* Task requirements *
Each of the records below must be reproduced verbatim.

Component data from apps and pages

--

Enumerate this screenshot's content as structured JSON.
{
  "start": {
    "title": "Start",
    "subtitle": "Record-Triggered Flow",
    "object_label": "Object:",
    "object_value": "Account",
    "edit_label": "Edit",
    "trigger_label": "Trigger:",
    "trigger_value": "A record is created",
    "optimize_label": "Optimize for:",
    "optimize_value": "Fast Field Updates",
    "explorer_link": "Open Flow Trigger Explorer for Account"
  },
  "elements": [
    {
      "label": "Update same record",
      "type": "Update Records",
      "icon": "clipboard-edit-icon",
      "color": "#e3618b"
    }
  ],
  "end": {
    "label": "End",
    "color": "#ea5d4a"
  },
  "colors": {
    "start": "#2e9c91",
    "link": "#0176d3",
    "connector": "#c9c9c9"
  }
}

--

* The completed task *
Enumerate this screenshot's content as structured JSON.
{
  "start": {
    "title": "Start",
    "subtitle": "Record-Triggered Flow",
    "object_label": "Object:",
    "object_value": "Account",
    "edit_label": "Edit",
    "trigger_label": "Trigger:",
    "trigger_value": "A record is created",
    "optimize_label": "Optimize for:",
    "optimize_value": "Fast Field Updates",
    "explorer_link": "Open Flow Trigger Explorer for Account"
  },
  "elements": [
    {
      "label": "Update same record",
      "type": "Update Records",
      "icon": "clipboard-edit-icon",
      "color": "#e3618b"
    }
  ],
  "end": {
    "label": "End",
    "color": "#ea5d4a"
  },
  "colors": {
    "start": "#2e9c91",
    "link": "#0176d3",
    "connector": "#c9c9c9"
  }
}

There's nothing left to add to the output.